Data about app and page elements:
= Beginning of Section =

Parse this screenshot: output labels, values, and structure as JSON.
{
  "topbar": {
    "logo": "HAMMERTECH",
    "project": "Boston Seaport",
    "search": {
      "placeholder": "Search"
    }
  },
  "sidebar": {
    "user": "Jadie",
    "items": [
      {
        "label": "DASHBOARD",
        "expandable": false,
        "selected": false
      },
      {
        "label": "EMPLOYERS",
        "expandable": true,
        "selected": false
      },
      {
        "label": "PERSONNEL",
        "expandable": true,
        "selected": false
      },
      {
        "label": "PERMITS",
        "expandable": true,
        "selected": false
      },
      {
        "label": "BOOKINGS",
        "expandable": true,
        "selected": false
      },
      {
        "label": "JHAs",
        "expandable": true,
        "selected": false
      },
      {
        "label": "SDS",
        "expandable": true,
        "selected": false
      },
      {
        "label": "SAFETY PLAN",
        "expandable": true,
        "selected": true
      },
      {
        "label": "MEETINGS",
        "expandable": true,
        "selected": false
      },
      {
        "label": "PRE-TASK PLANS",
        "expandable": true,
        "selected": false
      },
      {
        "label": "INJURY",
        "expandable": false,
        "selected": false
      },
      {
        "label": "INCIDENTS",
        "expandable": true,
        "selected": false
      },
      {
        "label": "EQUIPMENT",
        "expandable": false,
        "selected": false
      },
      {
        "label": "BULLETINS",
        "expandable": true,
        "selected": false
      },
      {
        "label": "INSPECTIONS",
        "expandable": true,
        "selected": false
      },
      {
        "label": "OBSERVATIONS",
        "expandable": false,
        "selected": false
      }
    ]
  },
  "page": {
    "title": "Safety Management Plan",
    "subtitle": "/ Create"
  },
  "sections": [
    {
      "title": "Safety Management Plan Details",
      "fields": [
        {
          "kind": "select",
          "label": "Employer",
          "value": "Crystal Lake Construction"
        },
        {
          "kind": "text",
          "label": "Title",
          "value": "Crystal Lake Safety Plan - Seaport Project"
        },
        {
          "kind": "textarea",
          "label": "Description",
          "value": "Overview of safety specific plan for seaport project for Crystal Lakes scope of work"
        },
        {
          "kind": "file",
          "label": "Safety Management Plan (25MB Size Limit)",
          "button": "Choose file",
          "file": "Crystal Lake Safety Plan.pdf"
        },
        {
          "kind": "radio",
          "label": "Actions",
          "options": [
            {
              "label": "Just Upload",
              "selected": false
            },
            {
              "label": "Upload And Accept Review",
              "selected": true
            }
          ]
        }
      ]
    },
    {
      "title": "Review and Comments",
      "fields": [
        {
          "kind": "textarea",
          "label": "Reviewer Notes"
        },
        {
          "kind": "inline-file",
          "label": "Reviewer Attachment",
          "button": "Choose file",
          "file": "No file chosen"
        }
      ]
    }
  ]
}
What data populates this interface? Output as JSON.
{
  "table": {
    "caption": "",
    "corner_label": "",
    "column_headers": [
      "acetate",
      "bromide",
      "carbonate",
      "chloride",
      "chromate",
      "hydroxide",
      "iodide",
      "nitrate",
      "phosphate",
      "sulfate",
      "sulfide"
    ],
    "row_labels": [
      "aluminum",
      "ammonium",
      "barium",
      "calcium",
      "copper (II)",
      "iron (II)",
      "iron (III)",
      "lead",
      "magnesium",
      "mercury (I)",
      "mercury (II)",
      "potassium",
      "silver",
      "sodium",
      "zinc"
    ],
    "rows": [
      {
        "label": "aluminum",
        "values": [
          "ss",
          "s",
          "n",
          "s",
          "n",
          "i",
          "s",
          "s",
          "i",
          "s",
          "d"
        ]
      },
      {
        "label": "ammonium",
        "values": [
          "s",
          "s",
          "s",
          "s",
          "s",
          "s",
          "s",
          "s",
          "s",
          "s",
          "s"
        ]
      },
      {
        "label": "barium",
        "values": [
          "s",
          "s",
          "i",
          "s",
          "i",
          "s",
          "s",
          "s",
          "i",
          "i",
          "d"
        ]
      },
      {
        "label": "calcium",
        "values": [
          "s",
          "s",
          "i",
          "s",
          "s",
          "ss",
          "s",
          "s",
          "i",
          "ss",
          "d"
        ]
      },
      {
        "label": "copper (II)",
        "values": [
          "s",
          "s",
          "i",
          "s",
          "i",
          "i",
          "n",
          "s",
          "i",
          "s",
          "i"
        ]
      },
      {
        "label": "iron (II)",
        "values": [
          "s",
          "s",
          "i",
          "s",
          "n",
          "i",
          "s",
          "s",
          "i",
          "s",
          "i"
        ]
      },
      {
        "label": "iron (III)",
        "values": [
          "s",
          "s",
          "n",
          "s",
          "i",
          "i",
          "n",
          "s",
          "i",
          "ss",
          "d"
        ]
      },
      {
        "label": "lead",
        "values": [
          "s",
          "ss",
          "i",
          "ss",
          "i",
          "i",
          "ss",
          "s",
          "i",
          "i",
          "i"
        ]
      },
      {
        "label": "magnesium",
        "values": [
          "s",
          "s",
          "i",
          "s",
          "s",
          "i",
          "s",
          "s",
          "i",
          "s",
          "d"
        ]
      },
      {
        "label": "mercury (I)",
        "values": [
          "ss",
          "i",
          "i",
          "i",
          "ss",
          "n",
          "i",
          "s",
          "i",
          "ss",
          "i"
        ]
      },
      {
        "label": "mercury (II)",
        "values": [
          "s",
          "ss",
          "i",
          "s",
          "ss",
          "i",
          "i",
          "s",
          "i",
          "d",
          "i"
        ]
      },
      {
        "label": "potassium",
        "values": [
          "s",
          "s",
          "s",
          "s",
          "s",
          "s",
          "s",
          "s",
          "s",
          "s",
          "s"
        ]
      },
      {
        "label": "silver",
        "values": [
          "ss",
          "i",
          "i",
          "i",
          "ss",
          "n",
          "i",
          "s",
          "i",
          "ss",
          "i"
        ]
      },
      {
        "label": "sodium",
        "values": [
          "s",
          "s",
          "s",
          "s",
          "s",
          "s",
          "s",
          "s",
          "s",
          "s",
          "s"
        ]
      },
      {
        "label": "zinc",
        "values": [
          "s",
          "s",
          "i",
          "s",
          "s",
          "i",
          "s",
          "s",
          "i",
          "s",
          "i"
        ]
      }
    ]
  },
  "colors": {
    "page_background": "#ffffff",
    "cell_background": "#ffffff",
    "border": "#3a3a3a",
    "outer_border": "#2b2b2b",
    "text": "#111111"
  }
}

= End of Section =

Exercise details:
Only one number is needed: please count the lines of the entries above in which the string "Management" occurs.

Task result:
3